ASSIGNMENT:
Each record below needs to be written out exactly as it reads.

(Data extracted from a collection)
***

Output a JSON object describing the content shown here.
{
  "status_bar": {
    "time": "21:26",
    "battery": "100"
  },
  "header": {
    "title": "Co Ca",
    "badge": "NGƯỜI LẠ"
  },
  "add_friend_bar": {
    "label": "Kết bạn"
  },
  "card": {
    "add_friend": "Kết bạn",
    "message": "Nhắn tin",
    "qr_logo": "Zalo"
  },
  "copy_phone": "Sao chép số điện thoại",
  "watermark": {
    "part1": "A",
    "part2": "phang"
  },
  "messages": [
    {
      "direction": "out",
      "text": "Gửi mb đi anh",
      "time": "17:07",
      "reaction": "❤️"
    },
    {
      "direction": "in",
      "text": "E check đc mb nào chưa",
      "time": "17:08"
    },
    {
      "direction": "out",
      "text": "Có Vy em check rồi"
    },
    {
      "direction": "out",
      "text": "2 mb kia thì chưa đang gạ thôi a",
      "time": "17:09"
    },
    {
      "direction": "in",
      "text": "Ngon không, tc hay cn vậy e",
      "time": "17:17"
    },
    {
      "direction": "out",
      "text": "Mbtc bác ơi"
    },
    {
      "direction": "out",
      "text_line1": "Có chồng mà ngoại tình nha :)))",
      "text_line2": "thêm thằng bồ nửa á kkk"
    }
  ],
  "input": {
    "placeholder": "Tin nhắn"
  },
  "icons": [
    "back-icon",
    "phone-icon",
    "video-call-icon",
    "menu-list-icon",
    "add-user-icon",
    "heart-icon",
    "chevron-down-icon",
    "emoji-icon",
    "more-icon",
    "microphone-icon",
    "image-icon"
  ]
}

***

RESULT:
Output a JSON object describing the content shown here.
{
  "status_bar": {
    "time": "21:26",
    "battery": "100"
  },
  "header": {
    "title": "Co Ca",
    "badge": "NGƯỜI LẠ"
  },
  "add_friend_bar": {
    "label": "Kết bạn"
  },
  "card": {
    "add_friend": "Kết bạn",
    "message": "Nhắn tin",
    "qr_logo": "Zalo"
  },
  "copy_phone": "Sao chép số điện thoại",
  "watermark": {
    "part1": "A",
    "part2": "phang"
  },
  "messages": [
    {
      "direction": "out",
      "text": "Gửi mb đi anh",
      "time": "17:07",
      "reaction": "❤️"
    },
    {
      "direction": "in",
      "text": "E check đc mb nào chưa",
      "time": "17:08"
    },
    {
      "direction": "out",
      "text": "Có Vy em check rồi"
    },
    {
      "direction": "out",
      "text": "2 mb kia thì chưa đang gạ thôi a",
      "time": "17:09"
    },
    {
      "direction": "in",
      "text": "Ngon không, tc hay cn vậy e",
      "time": "17:17"
    },
    {
      "direction": "out",
      "text": "Mbtc bác ơi"
    },
    {
      "direction": "out",
      "text_line1": "Có chồng mà ngoại tình nha :)))",
      "text_line2": "thêm thằng bồ nửa á kkk"
    }
  ],
  "input": {
    "placeholder": "Tin nhắn"
  },
  "icons": [
    "back-icon",
    "phone-icon",
    "video-call-icon",
    "menu-list-icon",
    "add-user-icon",
    "heart-icon",
    "chevron-down-icon",
    "emoji-icon",
    "more-icon",
    "microphone-icon",
    "image-icon"
  ]
}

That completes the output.